World Refugee Day on June 20 may have been just one of those rituals conjured up by the United Nations to keep one among its many bureaucracies in business. But this year’s observance brought gloomy news. All those headlines about countless thousands setting off in despair across harsh deserts, raging seas and forbidding mountains, it turned out, actually stacked up. In its report released that day, the UN refugee agency conveyed a grim but unsurprising finding, that the number of the uprooted — refugees, asylum seekers and the internally displaced — is today at its highest since the end of World War II.
The figures made for bleak reading. In 2014, the number of the displaced went up by 13.9 million, a four-fold increase over the previous year. Though statistics are yet to be tallied, the first half of 2015 brought no respite. At the end of 2014, the total number of the displaced stood at 59.5 million, of which close to two-thirds were categorised as ‘internally displaced’ and most of the rest as ‘refugees’. A small fraction, just over three per cent, was at some stage of the quest for asylum.
Half of the refugees are children. And looking at the problem from another angle, one in every 122 persons inhabiting the planet today lives in the state of trauma and uncertainty induced by displacement, not knowing where they belong or how to sustain life from one day to the next.
Media images of desperate people crossing the Mediterranean after aggregating at a point in Libya, from where the sea journey to the European mainland is relatively short, have flooded the airwaves. Equally traumatic has been the plight of ethnic Rohingyas fleeing persecution and a virtual declaration of their non-personhood by the government of Myanmar, which the great hope for global democracy, citizen Aung San Suu Kyi, has done little to contest.
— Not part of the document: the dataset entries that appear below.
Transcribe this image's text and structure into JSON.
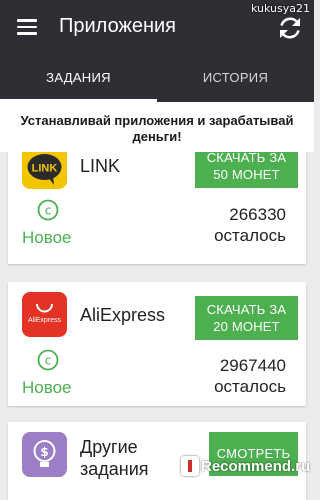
{
  "header": {
    "title": "Приложения",
    "menu_icon": "hamburger-menu-icon",
    "refresh_icon": "refresh-icon",
    "username": "kukusya21"
  },
  "tabs": [
    {
      "label": "ЗАДАНИЯ",
      "active": true
    },
    {
      "label": "ИСТОРИЯ",
      "active": false
    }
  ],
  "banner": {
    "line1": "Устанавливай приложения и зарабатывай",
    "line2": "деньги!"
  },
  "offers": [
    {
      "name": "LINK",
      "cta_line1": "СКАЧАТЬ ЗА",
      "cta_line2": "50 МОНЕТ",
      "status": "Новое",
      "count": "266330",
      "count_label": "осталось",
      "icon": "line-app-icon",
      "icon_color": "#f3c400"
    },
    {
      "name": "AliExpress",
      "cta_line1": "СКАЧАТЬ ЗА",
      "cta_line2": "20 МОНЕТ",
      "status": "Новое",
      "count": "2967440",
      "count_label": "осталось",
      "icon": "aliexpress-app-icon",
      "icon_text": "AliExpress",
      "icon_color": "#e43225"
    },
    {
      "name_line1": "Другие",
      "name_line2": "задания",
      "cta": "СМОТРЕТЬ",
      "icon": "other-tasks-icon",
      "icon_color": "#9c7ec6"
    }
  ],
  "colors": {
    "appbar": "#2e2e34",
    "accent_green": "#4caf50",
    "background": "#ececec"
  },
  "watermark": {
    "text": "Recommend.ru",
    "icon": "irecommend-logo-icon"
  }
}
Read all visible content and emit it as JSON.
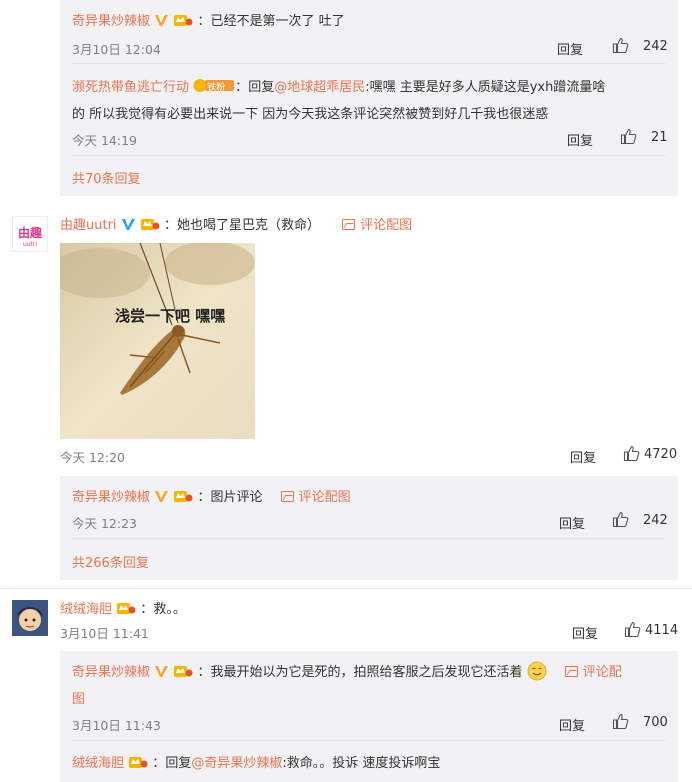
{
  "block1": {
    "reply1": {
      "name": "奇异果炒辣椒",
      "sep": "：",
      "text": "已经不是第一次了 吐了",
      "time": "3月10日 12:04",
      "reply_label": "回复",
      "likes": "242"
    },
    "reply2": {
      "name": "濒死热带鱼逃亡行动",
      "fan_badge": "铁粉",
      "sep": "：",
      "reply_prefix": "回复",
      "mention": "@地球超乖居民",
      "text_line1": ":嘿嘿 主要是好多人质疑这是yxh蹭流量啥",
      "text_line2": "的 所以我觉得有必要出来说一下 因为今天我这条评论突然被赞到好几千我也很迷惑",
      "time": "今天 14:19",
      "reply_label": "回复",
      "likes": "21"
    },
    "more": "共70条回复"
  },
  "comment2": {
    "avatar_text": "由趣",
    "avatar_sub": "uutri",
    "name": "由趣uutri",
    "sep": "：",
    "text": "她也喝了星巴克（救命）",
    "img_comment": "评论配图",
    "image_caption": "浅尝一下吧 嘿嘿",
    "time": "今天 12:20",
    "reply_label": "回复",
    "likes": "4720",
    "sub": {
      "name": "奇异果炒辣椒",
      "sep": "：",
      "text": "图片评论",
      "img_comment": "评论配图",
      "time": "今天 12:23",
      "reply_label": "回复",
      "likes": "242",
      "more": "共266条回复"
    }
  },
  "comment3": {
    "name": "绒绒海胆",
    "sep": "：",
    "text": "救。。",
    "time": "3月10日 11:41",
    "reply_label": "回复",
    "likes": "4114",
    "sub1": {
      "name": "奇异果炒辣椒",
      "sep": "：",
      "text": "我最开始以为它是死的，拍照给客服之后发现它还活着",
      "img_comment_a": "评论配",
      "img_comment_b": "图",
      "time": "3月10日 11:43",
      "reply_label": "回复",
      "likes": "700"
    },
    "sub2": {
      "name": "绒绒海胆",
      "sep": "：",
      "reply_prefix": "回复",
      "mention": "@奇异果炒辣椒",
      "text": ":救命。。投诉 速度投诉啊宝"
    }
  },
  "colors": {
    "accent": "#eb7350",
    "vip_blue": "#1da1f2",
    "sub_bg": "#f2f2f5"
  },
  "icons": [
    "verified-v-icon",
    "member-crown-icon",
    "fan-badge-icon",
    "thumb-up-icon",
    "picture-icon",
    "smile-emoji-icon"
  ]
}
Images of desperation on one side are sharpened by the sublime farce of the response from the masters of the global order. Mid-June, British Defence Secretary Michael Fallon made a highly publicised helicopter landing on the deck of a warship patrolling the Mediterranean, ostensibly to intercept and turn back the boats carrying people from the Libyan coast to the European mainland. Europe had little capacity to take on board the refugee flood, he said, and its response would be to first crack down on the traffickers bringing human cargos across. This manner of criminal conduct would be firmly quashed. Once containment was achieved the more serious business would begin, of mitigating the factors propelling thousands across choppy seas in desperate search of security and sustenance. While acknowledging the complexities involved, the high British official was categorical that the task would not involve ‘boots on the ground’ — the term of art representing active military deployments — in the regions of human distress where refugee flows originated.
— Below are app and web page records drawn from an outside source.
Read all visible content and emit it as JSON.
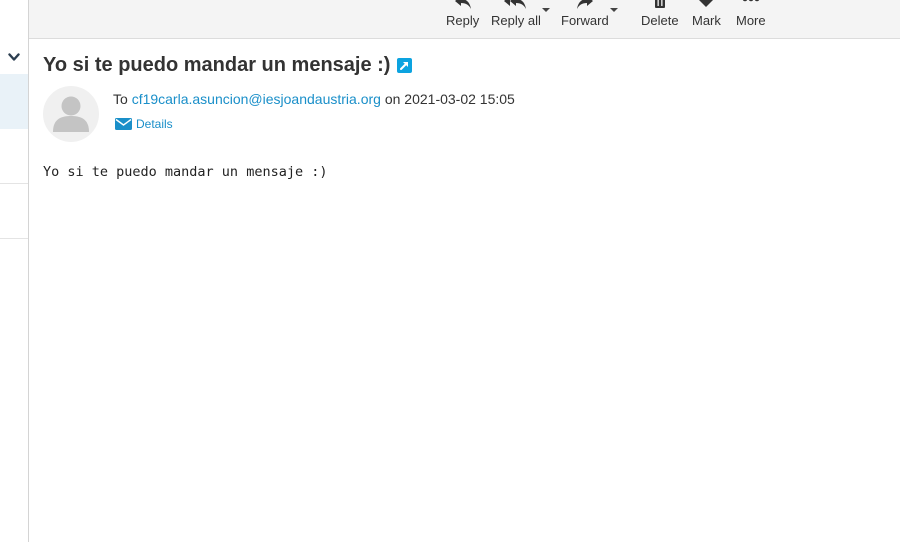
{
  "toolbar": {
    "reply_label": "Reply",
    "reply_all_label": "Reply all",
    "forward_label": "Forward",
    "delete_label": "Delete",
    "mark_label": "Mark",
    "more_label": "More"
  },
  "message": {
    "subject": "Yo si te puedo mandar un mensaje :)",
    "to_prefix": "To",
    "recipient": "cf19carla.asuncion@iesjoandaustria.org",
    "date_prefix": "on",
    "date": "2021-03-02 15:05",
    "details_label": "Details",
    "body": "Yo si te puedo mandar un mensaje :)"
  },
  "icons": {
    "reply": "reply-icon",
    "reply_all": "reply-all-icon",
    "forward": "forward-icon",
    "delete": "trash-icon",
    "mark": "heart-icon",
    "more": "ellipsis-icon",
    "open_external": "open-in-new-window-icon",
    "details": "envelope-icon",
    "collapse": "chevron-down-icon"
  },
  "colors": {
    "accent": "#0ca3e0",
    "link": "#1a8fc9",
    "toolbar_bg": "#f4f4f4",
    "selected_row": "#e9f2f8"
  }
}
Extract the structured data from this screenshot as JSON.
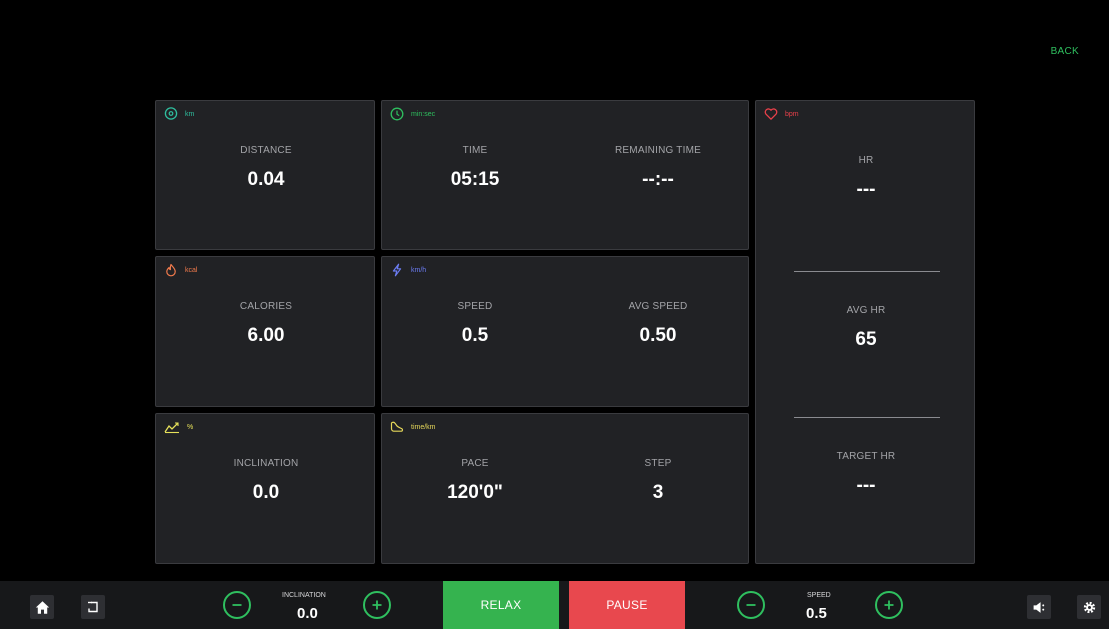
{
  "header": {
    "back_label": "BACK"
  },
  "cards": {
    "distance": {
      "unit": "km",
      "label": "DISTANCE",
      "value": "0.04",
      "color": "#2fbf9f"
    },
    "time": {
      "unit": "min:sec",
      "color": "#2fbf5f",
      "left": {
        "label": "TIME",
        "value": "05:15"
      },
      "right": {
        "label": "REMAINING TIME",
        "value": "--:--"
      }
    },
    "calories": {
      "unit": "kcal",
      "label": "CALORIES",
      "value": "6.00",
      "color": "#f07a4c"
    },
    "speed": {
      "unit": "km/h",
      "color": "#6b7cf2",
      "left": {
        "label": "SPEED",
        "value": "0.5"
      },
      "right": {
        "label": "AVG SPEED",
        "value": "0.50"
      }
    },
    "inclination": {
      "unit": "%",
      "label": "INCLINATION",
      "value": "0.0",
      "color": "#e6e15a"
    },
    "pace": {
      "unit": "time/km",
      "color": "#e6d85a",
      "left": {
        "label": "PACE",
        "value": "120'0\""
      },
      "right": {
        "label": "STEP",
        "value": "3"
      }
    },
    "heart": {
      "unit": "bpm",
      "color": "#e8404a",
      "hr": {
        "label": "HR",
        "value": "---"
      },
      "avg_hr": {
        "label": "AVG HR",
        "value": "65"
      },
      "target_hr": {
        "label": "TARGET HR",
        "value": "---"
      }
    }
  },
  "bottom_bar": {
    "home_icon": "home-icon",
    "exit_icon": "exit-icon",
    "inclination": {
      "label": "INCLINATION",
      "value": "0.0"
    },
    "relax_label": "RELAX",
    "pause_label": "PAUSE",
    "speed": {
      "label": "SPEED",
      "value": "0.5"
    },
    "volume_icon": "volume-icon",
    "settings_icon": "gear-icon",
    "colors": {
      "accent": "#2fbf5f",
      "relax": "#35b34f",
      "pause": "#e8484e"
    }
  }
}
On another of the frontlines of the global refugee crisis, Australian Prime Minister Tony Abbott was showing a different order of smarts, placing a few strategic financial inducements to outbid the best offer desperate refugees could make to the entrepreneurs in human misery. With a better price on offer from the Australian treasury, the human smugglers were happy to return their cargo to the place of origin. Questioned about his methods, Abbott admitted that ‘creative strategies’ had been used and then fell back on a trusted old principle of Australian politics: that tapping into an underlying vein of racist xenophobia is a fail-safe plan. He would not discuss the methods used, since the key goal of turning back the boatloads of distressed people had been achieved. Neither was the Australian opposition willing to grasp that nettle since the strategy was one of long vintage and credible claims to cross-partisan authorship.
As alarm bells began sounding across global councils, UN High Commissioner for Human Rights Zeid Ra’ad Al Hussein deplored the ‘demonisation of migrants’ and the ‘growing bigotry’ in dealing with them. Strategies of military deterrence were condemned to failure. Europe simply had to reckon with the reality that just as millions from their shores had done in the past, people would ‘brave terrible peril to seek safety for themselves and their children’.
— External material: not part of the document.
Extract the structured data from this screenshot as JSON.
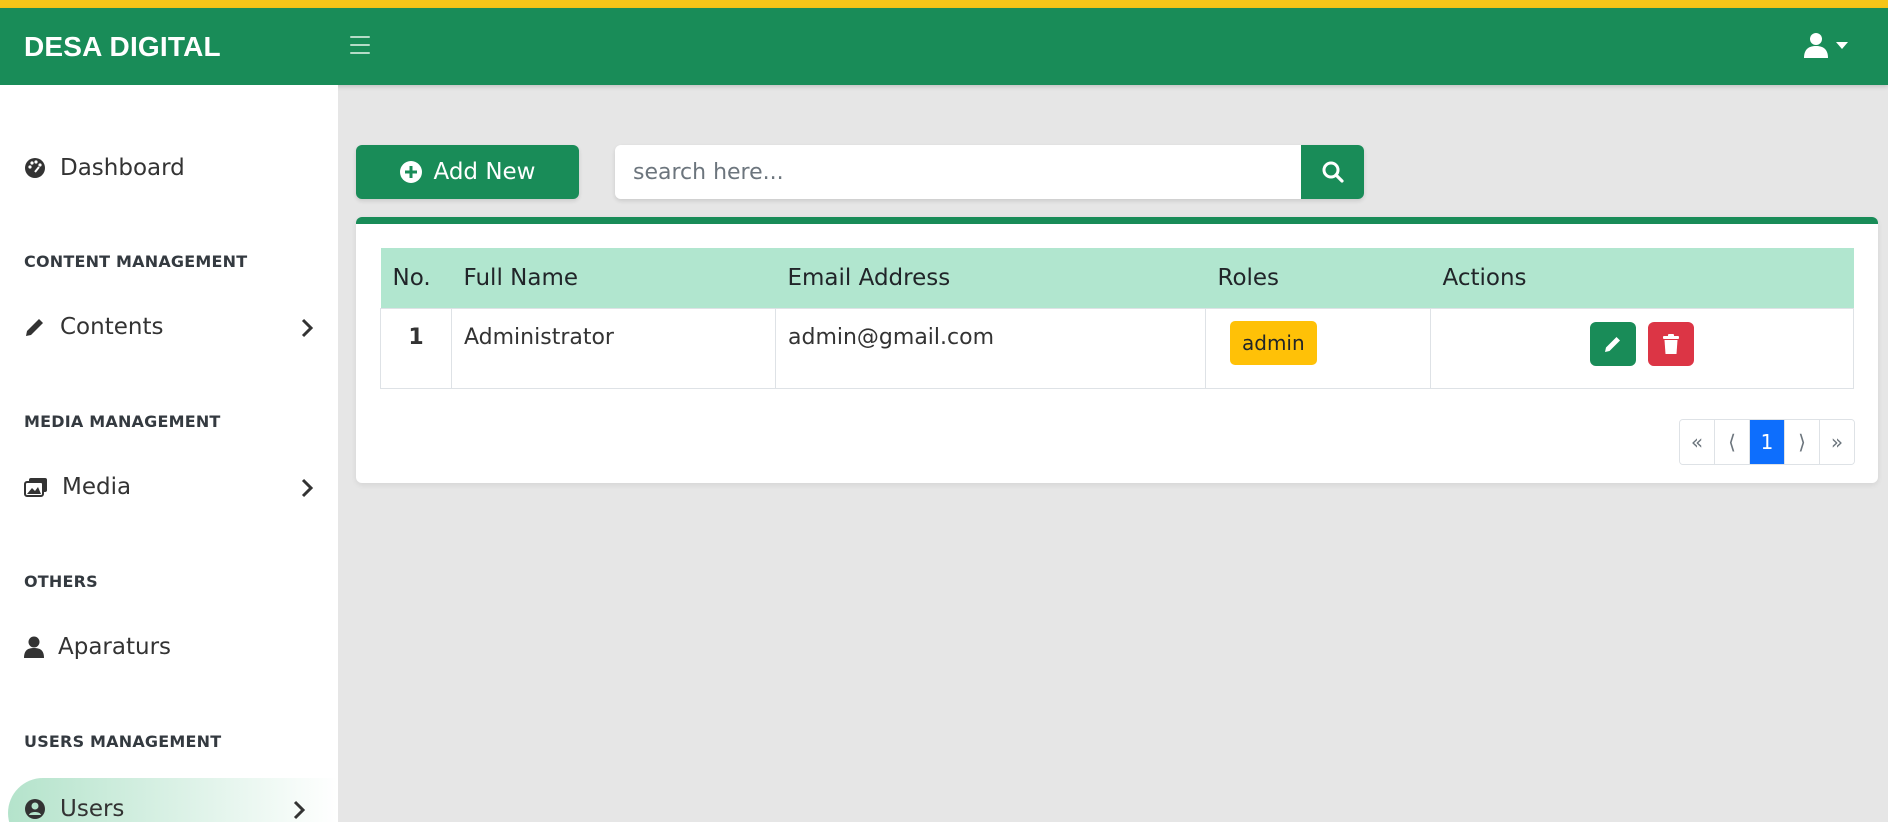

Just one remove from the floundering international response to a spiralling tragedy is a deeper crisis of globalisation. The term became global currency in the last-quarter century as the inescapable destiny of all people. But the current conjuncture speaks of the iniquities of development having acquired explosive form. Globalisation was a charter of rights for the free flow of capital to every nook and crevice of world economy. Human rights were a subsidiary concern, if one at all, typically to be accommodated through acknowledging every ethnic particularity.
As terms of trade collapsed, developing countries had to reach deep into their reserves, exploiting natural resources on an accelerating scale to sustain rapidly crumbling positions in the world economy. Solidarities between elites within the framework of the nation-state eroded, fuelling ethnic warfare.
The implosion of South Sudan and the continuing tensions in the horn of Africa exemplify the failure of older antidotes of peace through separation. The consequence has been an entire new nation emerging on the map: the global nation of the disempowered and the displaced, which signals to the world that there can no longer be any delay in addressing the programme of disempowerment that globalisation has represented for large numbers of people.
Sukumar Muralidharan is an independent writer and researcher based in Gurgaon and Shimla
(This article was published on June 26, 2015)